*** Opening of SOURCE RECORDS ***
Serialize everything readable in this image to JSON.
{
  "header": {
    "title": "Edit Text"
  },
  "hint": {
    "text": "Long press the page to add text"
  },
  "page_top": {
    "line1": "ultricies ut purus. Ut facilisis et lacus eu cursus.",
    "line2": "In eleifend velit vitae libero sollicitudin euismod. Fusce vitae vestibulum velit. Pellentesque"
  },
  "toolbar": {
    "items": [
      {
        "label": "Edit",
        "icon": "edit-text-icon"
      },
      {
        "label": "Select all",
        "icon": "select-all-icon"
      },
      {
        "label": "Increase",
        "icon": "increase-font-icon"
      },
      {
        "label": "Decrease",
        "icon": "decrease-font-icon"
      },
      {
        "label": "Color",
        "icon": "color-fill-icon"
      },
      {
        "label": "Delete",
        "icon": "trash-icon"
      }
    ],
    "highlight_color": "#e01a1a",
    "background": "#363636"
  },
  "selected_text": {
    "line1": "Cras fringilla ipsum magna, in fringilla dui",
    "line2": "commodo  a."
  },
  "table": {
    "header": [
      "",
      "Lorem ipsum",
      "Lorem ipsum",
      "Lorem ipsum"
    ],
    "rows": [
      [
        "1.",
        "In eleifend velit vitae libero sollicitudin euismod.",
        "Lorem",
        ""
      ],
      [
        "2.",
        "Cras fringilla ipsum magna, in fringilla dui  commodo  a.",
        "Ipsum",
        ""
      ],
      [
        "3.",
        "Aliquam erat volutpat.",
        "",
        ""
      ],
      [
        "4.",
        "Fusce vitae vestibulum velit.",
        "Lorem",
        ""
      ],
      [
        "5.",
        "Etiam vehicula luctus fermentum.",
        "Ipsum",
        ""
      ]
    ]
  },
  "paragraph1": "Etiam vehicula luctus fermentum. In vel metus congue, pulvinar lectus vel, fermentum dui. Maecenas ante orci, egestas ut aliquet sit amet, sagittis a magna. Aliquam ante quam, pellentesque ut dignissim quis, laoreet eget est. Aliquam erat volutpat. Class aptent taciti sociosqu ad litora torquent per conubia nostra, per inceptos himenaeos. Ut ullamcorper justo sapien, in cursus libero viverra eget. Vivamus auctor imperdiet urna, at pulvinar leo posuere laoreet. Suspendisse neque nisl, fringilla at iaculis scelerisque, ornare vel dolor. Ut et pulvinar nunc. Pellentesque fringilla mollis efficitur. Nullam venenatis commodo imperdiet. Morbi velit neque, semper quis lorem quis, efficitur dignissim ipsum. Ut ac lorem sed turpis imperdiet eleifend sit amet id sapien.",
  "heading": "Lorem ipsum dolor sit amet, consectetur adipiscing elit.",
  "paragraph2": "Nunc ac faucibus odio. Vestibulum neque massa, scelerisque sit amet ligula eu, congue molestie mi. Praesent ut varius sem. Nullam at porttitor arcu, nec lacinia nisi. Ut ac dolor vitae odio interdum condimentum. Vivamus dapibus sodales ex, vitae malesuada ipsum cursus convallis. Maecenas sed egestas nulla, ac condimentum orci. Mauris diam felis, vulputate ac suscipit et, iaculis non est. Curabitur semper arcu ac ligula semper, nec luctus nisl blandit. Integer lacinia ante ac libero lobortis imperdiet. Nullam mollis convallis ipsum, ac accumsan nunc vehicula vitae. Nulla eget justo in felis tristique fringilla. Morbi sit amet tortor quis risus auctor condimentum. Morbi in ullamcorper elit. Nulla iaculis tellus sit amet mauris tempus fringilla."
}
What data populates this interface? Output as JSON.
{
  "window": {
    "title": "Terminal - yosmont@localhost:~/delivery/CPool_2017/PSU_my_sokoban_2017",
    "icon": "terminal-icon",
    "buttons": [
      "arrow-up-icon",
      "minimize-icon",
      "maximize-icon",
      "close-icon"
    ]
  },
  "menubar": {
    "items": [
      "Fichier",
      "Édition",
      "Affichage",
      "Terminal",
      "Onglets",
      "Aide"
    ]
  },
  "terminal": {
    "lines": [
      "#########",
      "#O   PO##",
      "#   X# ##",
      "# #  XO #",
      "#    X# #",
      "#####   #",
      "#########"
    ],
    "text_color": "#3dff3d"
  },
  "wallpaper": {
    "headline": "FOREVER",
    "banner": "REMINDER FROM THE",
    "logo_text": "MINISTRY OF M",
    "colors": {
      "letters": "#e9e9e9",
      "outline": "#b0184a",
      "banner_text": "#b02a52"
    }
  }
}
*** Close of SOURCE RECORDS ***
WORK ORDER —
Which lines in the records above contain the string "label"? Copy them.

ANSWER SECTION —
        "label": "Edit",
        "label": "Select all",
        "label": "Increase",
        "label": "Decrease",
        "label": "Color",
        "label": "Delete",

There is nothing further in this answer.